▶ **Action item**
The answer must restate the records below word for word.

▶ **Supplied material**
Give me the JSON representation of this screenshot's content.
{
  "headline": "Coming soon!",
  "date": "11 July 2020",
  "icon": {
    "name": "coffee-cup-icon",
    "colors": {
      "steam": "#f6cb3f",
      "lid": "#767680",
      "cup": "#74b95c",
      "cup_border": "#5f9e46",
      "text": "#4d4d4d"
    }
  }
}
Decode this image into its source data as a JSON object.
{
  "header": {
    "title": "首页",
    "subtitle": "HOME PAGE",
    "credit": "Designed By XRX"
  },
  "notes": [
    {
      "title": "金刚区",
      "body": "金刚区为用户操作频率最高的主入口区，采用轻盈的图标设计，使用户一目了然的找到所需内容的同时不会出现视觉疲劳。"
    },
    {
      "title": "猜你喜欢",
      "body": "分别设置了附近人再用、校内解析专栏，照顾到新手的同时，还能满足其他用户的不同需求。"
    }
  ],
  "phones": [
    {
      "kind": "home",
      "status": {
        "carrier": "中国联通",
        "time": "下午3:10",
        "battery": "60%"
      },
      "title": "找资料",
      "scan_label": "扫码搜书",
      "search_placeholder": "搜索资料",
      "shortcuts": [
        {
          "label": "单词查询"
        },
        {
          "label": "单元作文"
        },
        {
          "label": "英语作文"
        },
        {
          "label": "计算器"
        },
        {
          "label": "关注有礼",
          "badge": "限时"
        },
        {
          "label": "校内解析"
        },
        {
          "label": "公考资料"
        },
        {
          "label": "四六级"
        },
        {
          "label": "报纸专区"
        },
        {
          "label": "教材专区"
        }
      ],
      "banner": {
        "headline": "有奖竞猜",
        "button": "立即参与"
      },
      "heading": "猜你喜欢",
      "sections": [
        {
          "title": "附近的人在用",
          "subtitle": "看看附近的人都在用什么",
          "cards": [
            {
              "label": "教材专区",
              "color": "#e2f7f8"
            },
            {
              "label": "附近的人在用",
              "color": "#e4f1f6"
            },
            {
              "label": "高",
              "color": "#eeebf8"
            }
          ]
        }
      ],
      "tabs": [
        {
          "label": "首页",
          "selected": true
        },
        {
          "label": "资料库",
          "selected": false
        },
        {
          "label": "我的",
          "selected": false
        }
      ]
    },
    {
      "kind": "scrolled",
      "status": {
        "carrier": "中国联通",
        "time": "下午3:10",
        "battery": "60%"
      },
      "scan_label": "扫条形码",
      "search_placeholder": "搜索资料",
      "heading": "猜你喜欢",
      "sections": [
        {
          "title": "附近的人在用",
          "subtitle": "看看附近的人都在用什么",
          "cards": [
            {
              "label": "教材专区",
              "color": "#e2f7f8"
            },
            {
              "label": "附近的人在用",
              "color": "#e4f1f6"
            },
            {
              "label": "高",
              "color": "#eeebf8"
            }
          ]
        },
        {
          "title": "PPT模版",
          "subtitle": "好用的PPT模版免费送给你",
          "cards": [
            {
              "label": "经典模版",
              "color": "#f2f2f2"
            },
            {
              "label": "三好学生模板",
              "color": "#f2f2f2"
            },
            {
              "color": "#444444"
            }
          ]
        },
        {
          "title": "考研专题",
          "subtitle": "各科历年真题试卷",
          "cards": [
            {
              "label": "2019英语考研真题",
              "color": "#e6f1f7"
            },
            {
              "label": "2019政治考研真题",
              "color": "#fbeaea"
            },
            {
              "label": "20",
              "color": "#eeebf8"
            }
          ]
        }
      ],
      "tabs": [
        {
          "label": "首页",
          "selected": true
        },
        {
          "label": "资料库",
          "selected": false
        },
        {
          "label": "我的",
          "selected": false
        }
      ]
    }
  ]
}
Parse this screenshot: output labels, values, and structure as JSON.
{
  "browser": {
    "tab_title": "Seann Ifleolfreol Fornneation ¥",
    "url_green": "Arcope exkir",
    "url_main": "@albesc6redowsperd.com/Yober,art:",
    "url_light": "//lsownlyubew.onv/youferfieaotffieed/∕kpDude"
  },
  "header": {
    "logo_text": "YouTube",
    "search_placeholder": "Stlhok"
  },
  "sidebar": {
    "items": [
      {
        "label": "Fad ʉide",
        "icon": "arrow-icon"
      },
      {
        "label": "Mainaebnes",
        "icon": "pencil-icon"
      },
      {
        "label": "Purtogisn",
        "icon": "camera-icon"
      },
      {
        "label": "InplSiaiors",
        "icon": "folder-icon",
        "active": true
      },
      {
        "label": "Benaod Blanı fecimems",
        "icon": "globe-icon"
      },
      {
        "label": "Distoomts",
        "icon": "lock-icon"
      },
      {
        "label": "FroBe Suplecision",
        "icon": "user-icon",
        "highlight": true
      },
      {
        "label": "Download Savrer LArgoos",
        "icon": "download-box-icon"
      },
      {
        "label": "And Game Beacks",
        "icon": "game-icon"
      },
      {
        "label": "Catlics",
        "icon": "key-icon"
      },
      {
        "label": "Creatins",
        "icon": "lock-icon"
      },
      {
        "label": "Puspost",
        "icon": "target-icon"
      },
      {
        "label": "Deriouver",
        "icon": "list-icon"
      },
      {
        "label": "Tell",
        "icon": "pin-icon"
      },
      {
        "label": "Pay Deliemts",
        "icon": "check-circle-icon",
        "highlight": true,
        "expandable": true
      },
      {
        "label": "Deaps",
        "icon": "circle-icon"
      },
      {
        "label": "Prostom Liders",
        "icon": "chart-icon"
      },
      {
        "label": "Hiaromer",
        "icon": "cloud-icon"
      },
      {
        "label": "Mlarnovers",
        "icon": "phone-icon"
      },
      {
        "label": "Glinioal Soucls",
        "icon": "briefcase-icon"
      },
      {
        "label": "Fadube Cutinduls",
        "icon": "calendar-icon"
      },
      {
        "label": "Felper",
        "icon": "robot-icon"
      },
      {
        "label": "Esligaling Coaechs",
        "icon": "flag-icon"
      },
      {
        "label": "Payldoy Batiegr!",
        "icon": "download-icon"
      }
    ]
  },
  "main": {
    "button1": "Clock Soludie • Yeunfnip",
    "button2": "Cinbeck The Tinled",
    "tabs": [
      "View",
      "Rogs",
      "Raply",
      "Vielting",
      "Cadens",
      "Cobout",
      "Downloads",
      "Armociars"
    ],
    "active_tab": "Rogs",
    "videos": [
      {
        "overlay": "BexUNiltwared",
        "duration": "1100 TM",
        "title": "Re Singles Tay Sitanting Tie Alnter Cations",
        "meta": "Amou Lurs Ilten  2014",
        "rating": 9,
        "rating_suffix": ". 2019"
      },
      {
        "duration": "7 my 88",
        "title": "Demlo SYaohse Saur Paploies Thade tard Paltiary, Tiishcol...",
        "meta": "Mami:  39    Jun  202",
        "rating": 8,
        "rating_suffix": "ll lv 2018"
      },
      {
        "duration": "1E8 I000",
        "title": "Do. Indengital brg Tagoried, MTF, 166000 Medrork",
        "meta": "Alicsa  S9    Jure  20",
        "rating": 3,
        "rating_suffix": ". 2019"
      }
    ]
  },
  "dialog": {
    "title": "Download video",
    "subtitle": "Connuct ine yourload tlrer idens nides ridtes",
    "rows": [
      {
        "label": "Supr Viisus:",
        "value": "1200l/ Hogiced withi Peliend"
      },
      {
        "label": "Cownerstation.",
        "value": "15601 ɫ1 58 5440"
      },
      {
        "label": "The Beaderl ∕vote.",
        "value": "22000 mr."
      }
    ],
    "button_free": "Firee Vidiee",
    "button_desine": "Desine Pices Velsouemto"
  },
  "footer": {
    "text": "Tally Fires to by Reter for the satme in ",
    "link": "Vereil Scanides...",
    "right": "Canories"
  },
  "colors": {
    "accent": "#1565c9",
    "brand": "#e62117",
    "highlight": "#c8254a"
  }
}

▶ **Exercise result**
Give me the JSON representation of this screenshot's content.
{
  "headline": "Coming soon!",
  "date": "11 July 2020",
  "icon": {
    "name": "coffee-cup-icon",
    "colors": {
      "steam": "#f6cb3f",
      "lid": "#767680",
      "cup": "#74b95c",
      "cup_border": "#5f9e46",
      "text": "#4d4d4d"
    }
  }
}
Decode this image into its source data as a JSON object.
{
  "header": {
    "title": "首页",
    "subtitle": "HOME PAGE",
    "credit": "Designed By XRX"
  },
  "notes": [
    {
      "title": "金刚区",
      "body": "金刚区为用户操作频率最高的主入口区，采用轻盈的图标设计，使用户一目了然的找到所需内容的同时不会出现视觉疲劳。"
    },
    {
      "title": "猜你喜欢",
      "body": "分别设置了附近人再用、校内解析专栏，照顾到新手的同时，还能满足其他用户的不同需求。"
    }
  ],
  "phones": [
    {
      "kind": "home",
      "status": {
        "carrier": "中国联通",
        "time": "下午3:10",
        "battery": "60%"
      },
      "title": "找资料",
      "scan_label": "扫码搜书",
      "search_placeholder": "搜索资料",
      "shortcuts": [
        {
          "label": "单词查询"
        },
        {
          "label": "单元作文"
        },
        {
          "label": "英语作文"
        },
        {
          "label": "计算器"
        },
        {
          "label": "关注有礼",
          "badge": "限时"
        },
        {
          "label": "校内解析"
        },
        {
          "label": "公考资料"
        },
        {
          "label": "四六级"
        },
        {
          "label": "报纸专区"
        },
        {
          "label": "教材专区"
        }
      ],
      "banner": {
        "headline": "有奖竞猜",
        "button": "立即参与"
      },
      "heading": "猜你喜欢",
      "sections": [
        {
          "title": "附近的人在用",
          "subtitle": "看看附近的人都在用什么",
          "cards": [
            {
              "label": "教材专区",
              "color": "#e2f7f8"
            },
            {
              "label": "附近的人在用",
              "color": "#e4f1f6"
            },
            {
              "label": "高",
              "color": "#eeebf8"
            }
          ]
        }
      ],
      "tabs": [
        {
          "label": "首页",
          "selected": true
        },
        {
          "label": "资料库",
          "selected": false
        },
        {
          "label": "我的",
          "selected": false
        }
      ]
    },
    {
      "kind": "scrolled",
      "status": {
        "carrier": "中国联通",
        "time": "下午3:10",
        "battery": "60%"
      },
      "scan_label": "扫条形码",
      "search_placeholder": "搜索资料",
      "heading": "猜你喜欢",
      "sections": [
        {
          "title": "附近的人在用",
          "subtitle": "看看附近的人都在用什么",
          "cards": [
            {
              "label": "教材专区",
              "color": "#e2f7f8"
            },
            {
              "label": "附近的人在用",
              "color": "#e4f1f6"
            },
            {
              "label": "高",
              "color": "#eeebf8"
            }
          ]
        },
        {
          "title": "PPT模版",
          "subtitle": "好用的PPT模版免费送给你",
          "cards": [
            {
              "label": "经典模版",
              "color": "#f2f2f2"
            },
            {
              "label": "三好学生模板",
              "color": "#f2f2f2"
            },
            {
              "color": "#444444"
            }
          ]
        },
        {
          "title": "考研专题",
          "subtitle": "各科历年真题试卷",
          "cards": [
            {
              "label": "2019英语考研真题",
              "color": "#e6f1f7"
            },
            {
              "label": "2019政治考研真题",
              "color": "#fbeaea"
            },
            {
              "label": "20",
              "color": "#eeebf8"
            }
          ]
        }
      ],
      "tabs": [
        {
          "label": "首页",
          "selected": true
        },
        {
          "label": "资料库",
          "selected": false
        },
        {
          "label": "我的",
          "selected": false
        }
      ]
    }
  ]
}
Parse this screenshot: output labels, values, and structure as JSON.
{
  "browser": {
    "tab_title": "Seann Ifleolfreol Fornneation ¥",
    "url_green": "Arcope exkir",
    "url_main": "@albesc6redowsperd.com/Yober,art:",
    "url_light": "//lsownlyubew.onv/youferfieaotffieed/∕kpDude"
  },
  "header": {
    "logo_text": "YouTube",
    "search_placeholder": "Stlhok"
  },
  "sidebar": {
    "items": [
      {
        "label": "Fad ʉide",
        "icon": "arrow-icon"
      },
      {
        "label": "Mainaebnes",
        "icon": "pencil-icon"
      },
      {
        "label": "Purtogisn",
        "icon": "camera-icon"
      },
      {
        "label": "InplSiaiors",
        "icon": "folder-icon",
        "active": true
      },
      {
        "label": "Benaod Blanı fecimems",
        "icon": "globe-icon"
      },
      {
        "label": "Distoomts",
        "icon": "lock-icon"
      },
      {
        "label": "FroBe Suplecision",
        "icon": "user-icon",
        "highlight": true
      },
      {
        "label": "Download Savrer LArgoos",
        "icon": "download-box-icon"
      },
      {
        "label": "And Game Beacks",
        "icon": "game-icon"
      },
      {
        "label": "Catlics",
        "icon": "key-icon"
      },
      {
        "label": "Creatins",
        "icon": "lock-icon"
      },
      {
        "label": "Puspost",
        "icon": "target-icon"
      },
      {
        "label": "Deriouver",
        "icon": "list-icon"
      },
      {
        "label": "Tell",
        "icon": "pin-icon"
      },
      {
        "label": "Pay Deliemts",
        "icon": "check-circle-icon",
        "highlight": true,
        "expandable": true
      },
      {
        "label": "Deaps",
        "icon": "circle-icon"
      },
      {
        "label": "Prostom Liders",
        "icon": "chart-icon"
      },
      {
        "label": "Hiaromer",
        "icon": "cloud-icon"
      },
      {
        "label": "Mlarnovers",
        "icon": "phone-icon"
      },
      {
        "label": "Glinioal Soucls",
        "icon": "briefcase-icon"
      },
      {
        "label": "Fadube Cutinduls",
        "icon": "calendar-icon"
      },
      {
        "label": "Felper",
        "icon": "robot-icon"
      },
      {
        "label": "Esligaling Coaechs",
        "icon": "flag-icon"
      },
      {
        "label": "Payldoy Batiegr!",
        "icon": "download-icon"
      }
    ]
  },
  "main": {
    "button1": "Clock Soludie • Yeunfnip",
    "button2": "Cinbeck The Tinled",
    "tabs": [
      "View",
      "Rogs",
      "Raply",
      "Vielting",
      "Cadens",
      "Cobout",
      "Downloads",
      "Armociars"
    ],
    "active_tab": "Rogs",
    "videos": [
      {
        "overlay": "BexUNiltwared",
        "duration": "1100 TM",
        "title": "Re Singles Tay Sitanting Tie Alnter Cations",
        "meta": "Amou Lurs Ilten  2014",
        "rating": 9,
        "rating_suffix": ". 2019"
      },
      {
        "duration": "7 my 88",
        "title": "Demlo SYaohse Saur Paploies Thade tard Paltiary, Tiishcol...",
        "meta": "Mami:  39    Jun  202",
        "rating": 8,
        "rating_suffix": "ll lv 2018"
      },
      {
        "duration": "1E8 I000",
        "title": "Do. Indengital brg Tagoried, MTF, 166000 Medrork",
        "meta": "Alicsa  S9    Jure  20",
        "rating": 3,
        "rating_suffix": ". 2019"
      }
    ]
  },
  "dialog": {
    "title": "Download video",
    "subtitle": "Connuct ine yourload tlrer idens nides ridtes",
    "rows": [
      {
        "label": "Supr Viisus:",
        "value": "1200l/ Hogiced withi Peliend"
      },
      {
        "label": "Cownerstation.",
        "value": "15601 ɫ1 58 5440"
      },
      {
        "label": "The Beaderl ∕vote.",
        "value": "22000 mr."
      }
    ],
    "button_free": "Firee Vidiee",
    "button_desine": "Desine Pices Velsouemto"
  },
  "footer": {
    "text": "Tally Fires to by Reter for the satme in ",
    "link": "Vereil Scanides...",
    "right": "Canories"
  },
  "colors": {
    "accent": "#1565c9",
    "brand": "#e62117",
    "highlight": "#c8254a"
  }
}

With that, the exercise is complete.